a clinical associate in the NIAID Laboratory of Clinical Investigation.
In 1974, he became head of the laboratory’s Clinical Physiology
Section, and in 1980 was appointed chief of the Laboratory of Immunoregulation
a position he still holds. In 1984, he was named NIAID director.
Dr. Fauci, a pioneer in the field of human immunoregulation, has
received acclaim for developing effective therapies for the formerly
fatal rheumatological diseases polyarteritis nodosa and Wegener's
granulomatosis. With the recognition of AIDS 26 years ago, he switched
his laboratory's focus to the new disease, and subsequently has
made numerous significant contributions to the understanding of
AIDS pathogenesis. A ScienceWatch survey indicated that Dr. Fauci
was the 13th most-cited scientist in the world in the 20-year period
from 1983 to 2002 (http://www.sciencewatch.com/sept-oct2003/sw_sept-oct2003_page2.htm),
and he was the world's 10th most-cited HIV/AIDS researcher from
1996 to 2006 (http://www.esi-topics.com/hiv-aids/interviews/AnthonyFauci.html).
The recipient of 32 honorary doctorates, Dr. Fauci is a member
of the National Academy of Sciences, the American Academy of Arts
and Sciences, the Institute of Medicine (Council Member), the American
Philosophical Society, and the Royal Danish Academy of Science
and Letters, as well as a number of other professional societies
including the American Society for Clinical Investigation, the
Association of American Physicians, the Infectious Diseases Society
of America, the American Association of Immunologists, and the

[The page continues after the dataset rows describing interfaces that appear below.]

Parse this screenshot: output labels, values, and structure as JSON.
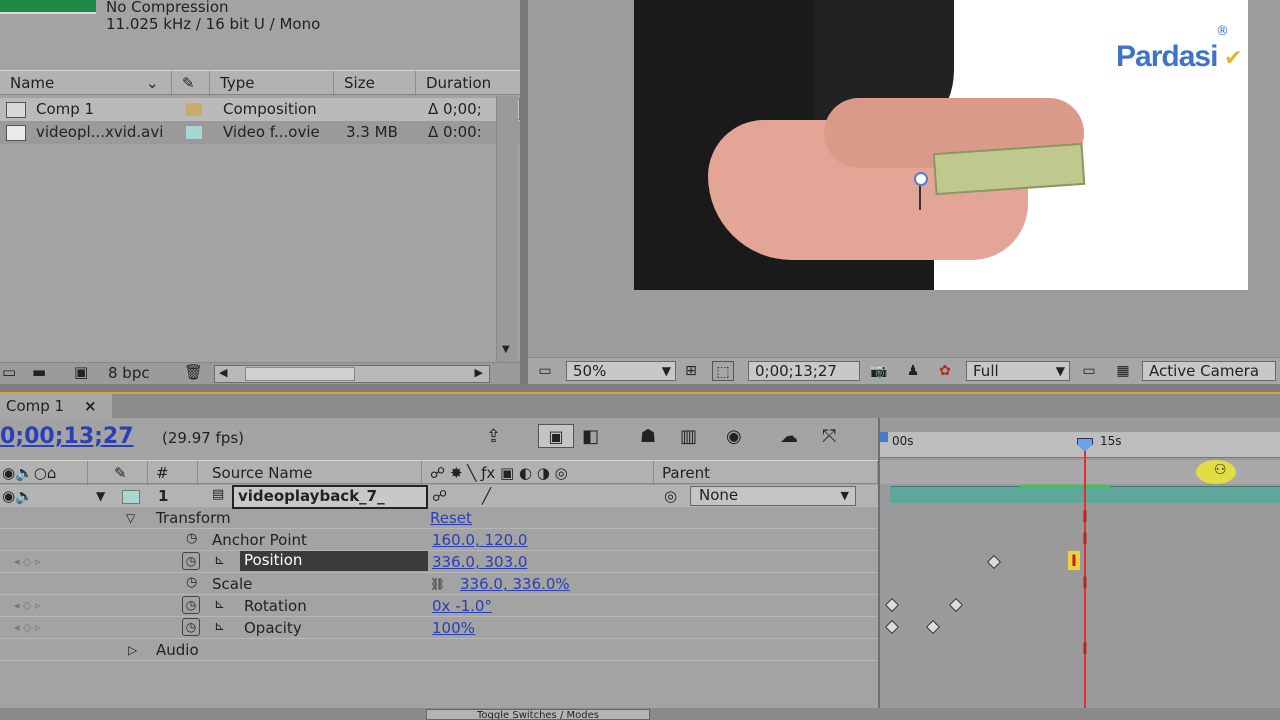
{
  "project": {
    "info_compression": "No Compression",
    "info_audio": "11.025 kHz / 16 bit U / Mono",
    "columns": {
      "name": "Name",
      "type": "Type",
      "size": "Size",
      "duration": "Duration"
    },
    "items": [
      {
        "name": "Comp 1",
        "type": "Composition",
        "size": "",
        "duration": "Δ 0;00;",
        "swatch": "#c9ac6a",
        "icon": "composition-icon"
      },
      {
        "name": "videopl...xvid.avi",
        "type": "Video f...ovie",
        "size": "3.3 MB",
        "duration": "Δ 0:00:",
        "swatch": "#a9d6d0",
        "icon": "footage-icon"
      }
    ],
    "bpc": "8 bpc"
  },
  "viewer": {
    "zoom": "50%",
    "timecode": "0;00;13;27",
    "resolution": "Full",
    "camera": "Active Camera",
    "watermark": "Pardasi"
  },
  "timeline": {
    "tab_label": "Comp 1",
    "tab_close": "×",
    "current_time": "0;00;13;27",
    "fps": "(29.97 fps)",
    "col_hash": "#",
    "col_source": "Source Name",
    "col_parent": "Parent",
    "ruler_start": "00s",
    "ruler_mark": "15s",
    "layer": {
      "index": "1",
      "name": "videoplayback_7_",
      "parent": "None"
    },
    "transform_label": "Transform",
    "reset_label": "Reset",
    "properties": [
      {
        "name": "Anchor Point",
        "value": "160.0, 120.0"
      },
      {
        "name": "Position",
        "value": "336.0, 303.0"
      },
      {
        "name": "Scale",
        "value": "336.0, 336.0%"
      },
      {
        "name": "Rotation",
        "value": "0x -1.0°"
      },
      {
        "name": "Opacity",
        "value": "100%"
      }
    ],
    "audio_label": "Audio",
    "bottom_button": "Toggle Switches / Modes"
  },
  "colors": {
    "accent_orange": "#d4a93a",
    "time_blue": "#2a3fb8",
    "cti_red": "#e03030",
    "layer_bar": "#5fa79a"
  }
}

American Academy of Allergy Asthma and Immunology. He serves on
the editorial boards of many scientific journals; as an editor
of Harrison’s Principles of Internal Medicine; and as author, coauthor
or editor of more than 1,100 scientific publications, including
NIAID is a component of the National Institutes of Health. NIAID
supports basic and applied research to prevent, diagnose and treat
infectious diseases such as HIV/AIDS and other sexually transmitted
infections, influenza, tuberculosis, malaria and illness from potential
agents of bioterrorism. NIAID also supports research on basic immunology,
transplantation and immune-related disorders, including autoimmune
diseases, asthma and allergies.
News releases, fact sheets and other NIAID-related materials are
available on the NIAID Web site at http://www.niaid.nih.gov.
The National Institutes of Health (NIH) — The Nation's
Medical Research Agency — includes 27 Institutes and
Centers and is a component of the U.S. Department of Health and
Human Services. It is the primary federal agency for conducting
and supporting basic, clinical and translational medical research,
and it investigates the causes, treatments, and cures for both
common and rare diseases. For more information about NIH and
its programs, visit www.nih.gov.